- WORK INSTRUCTIONS:
Search for the word "image" in the entries. Each line that holds it should be copied.

BEGIN RECORDS SHOWN

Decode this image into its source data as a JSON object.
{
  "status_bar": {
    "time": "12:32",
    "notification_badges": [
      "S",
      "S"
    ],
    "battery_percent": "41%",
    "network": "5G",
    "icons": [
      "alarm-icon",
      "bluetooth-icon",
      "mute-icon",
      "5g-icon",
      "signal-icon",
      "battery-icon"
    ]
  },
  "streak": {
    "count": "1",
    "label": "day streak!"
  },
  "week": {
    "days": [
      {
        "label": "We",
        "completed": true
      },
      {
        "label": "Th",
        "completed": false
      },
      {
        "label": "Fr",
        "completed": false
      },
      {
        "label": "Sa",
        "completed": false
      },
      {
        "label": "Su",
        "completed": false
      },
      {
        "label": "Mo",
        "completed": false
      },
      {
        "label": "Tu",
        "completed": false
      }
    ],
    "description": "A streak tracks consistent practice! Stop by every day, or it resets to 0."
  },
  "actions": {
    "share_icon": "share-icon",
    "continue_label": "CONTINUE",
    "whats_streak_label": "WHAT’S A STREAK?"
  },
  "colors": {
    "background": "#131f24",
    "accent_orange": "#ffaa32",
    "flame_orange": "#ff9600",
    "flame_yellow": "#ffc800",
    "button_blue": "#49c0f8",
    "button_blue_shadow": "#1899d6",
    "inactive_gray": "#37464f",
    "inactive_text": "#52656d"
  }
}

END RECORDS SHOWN
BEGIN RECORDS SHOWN

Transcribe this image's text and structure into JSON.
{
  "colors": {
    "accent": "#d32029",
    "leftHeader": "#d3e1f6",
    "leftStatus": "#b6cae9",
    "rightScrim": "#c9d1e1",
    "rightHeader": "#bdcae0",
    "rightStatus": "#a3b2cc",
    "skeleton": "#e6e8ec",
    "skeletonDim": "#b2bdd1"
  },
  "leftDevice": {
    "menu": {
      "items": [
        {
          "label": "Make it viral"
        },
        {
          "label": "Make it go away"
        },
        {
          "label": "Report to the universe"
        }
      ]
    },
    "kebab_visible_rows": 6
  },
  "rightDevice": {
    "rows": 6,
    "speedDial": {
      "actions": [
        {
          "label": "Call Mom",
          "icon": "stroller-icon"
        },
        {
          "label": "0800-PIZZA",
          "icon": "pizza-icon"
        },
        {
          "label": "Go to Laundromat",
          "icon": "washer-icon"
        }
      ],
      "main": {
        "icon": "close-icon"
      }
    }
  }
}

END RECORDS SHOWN
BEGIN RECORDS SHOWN

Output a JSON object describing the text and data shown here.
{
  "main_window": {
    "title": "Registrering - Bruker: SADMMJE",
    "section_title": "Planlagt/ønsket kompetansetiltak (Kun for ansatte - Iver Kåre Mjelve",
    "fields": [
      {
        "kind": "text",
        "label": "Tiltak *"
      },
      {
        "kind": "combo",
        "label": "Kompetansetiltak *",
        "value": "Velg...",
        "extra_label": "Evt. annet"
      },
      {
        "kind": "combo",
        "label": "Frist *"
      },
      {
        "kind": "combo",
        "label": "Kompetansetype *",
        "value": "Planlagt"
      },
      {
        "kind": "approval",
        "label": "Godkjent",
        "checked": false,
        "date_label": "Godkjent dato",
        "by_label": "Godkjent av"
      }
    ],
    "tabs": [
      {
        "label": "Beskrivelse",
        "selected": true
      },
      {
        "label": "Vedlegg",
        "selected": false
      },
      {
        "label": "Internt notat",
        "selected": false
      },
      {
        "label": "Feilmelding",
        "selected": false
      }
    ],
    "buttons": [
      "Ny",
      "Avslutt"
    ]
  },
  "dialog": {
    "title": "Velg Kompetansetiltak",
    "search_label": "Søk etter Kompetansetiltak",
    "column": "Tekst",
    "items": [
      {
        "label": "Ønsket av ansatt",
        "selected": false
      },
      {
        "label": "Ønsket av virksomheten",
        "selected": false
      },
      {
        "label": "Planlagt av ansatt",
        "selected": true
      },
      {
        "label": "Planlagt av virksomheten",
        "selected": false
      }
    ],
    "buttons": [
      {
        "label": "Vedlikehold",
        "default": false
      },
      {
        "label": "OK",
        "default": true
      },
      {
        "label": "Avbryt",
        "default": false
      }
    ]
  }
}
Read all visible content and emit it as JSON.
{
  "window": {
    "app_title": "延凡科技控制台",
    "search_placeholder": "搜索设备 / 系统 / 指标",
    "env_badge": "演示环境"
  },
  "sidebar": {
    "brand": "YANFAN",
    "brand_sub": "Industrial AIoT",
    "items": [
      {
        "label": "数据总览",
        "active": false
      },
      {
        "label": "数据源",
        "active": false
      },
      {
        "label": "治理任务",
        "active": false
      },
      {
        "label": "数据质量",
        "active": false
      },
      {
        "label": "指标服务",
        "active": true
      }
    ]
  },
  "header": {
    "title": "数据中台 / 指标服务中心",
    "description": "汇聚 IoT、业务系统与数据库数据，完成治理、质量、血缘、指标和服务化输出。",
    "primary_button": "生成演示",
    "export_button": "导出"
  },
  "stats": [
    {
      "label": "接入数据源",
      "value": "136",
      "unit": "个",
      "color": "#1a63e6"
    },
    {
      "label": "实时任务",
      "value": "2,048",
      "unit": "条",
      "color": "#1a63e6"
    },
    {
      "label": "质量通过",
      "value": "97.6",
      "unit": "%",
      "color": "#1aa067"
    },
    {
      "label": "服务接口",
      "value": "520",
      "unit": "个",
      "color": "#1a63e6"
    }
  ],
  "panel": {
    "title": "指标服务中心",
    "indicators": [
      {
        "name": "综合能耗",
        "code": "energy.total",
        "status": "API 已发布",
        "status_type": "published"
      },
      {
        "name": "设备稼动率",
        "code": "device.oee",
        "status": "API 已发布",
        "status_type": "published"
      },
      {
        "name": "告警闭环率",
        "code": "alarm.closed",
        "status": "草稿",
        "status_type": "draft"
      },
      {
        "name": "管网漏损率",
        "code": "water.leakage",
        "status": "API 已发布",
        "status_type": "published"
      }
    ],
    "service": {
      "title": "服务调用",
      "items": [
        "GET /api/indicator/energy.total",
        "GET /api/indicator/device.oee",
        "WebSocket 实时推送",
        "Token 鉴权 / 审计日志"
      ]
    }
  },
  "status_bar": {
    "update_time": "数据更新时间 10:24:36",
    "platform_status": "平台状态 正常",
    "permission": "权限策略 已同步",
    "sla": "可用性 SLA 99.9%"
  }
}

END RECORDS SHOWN

- EXERCISE RESPONSE:
Decode this image into its source data as a JSON object.
Transcribe this image's text and structure into JSON.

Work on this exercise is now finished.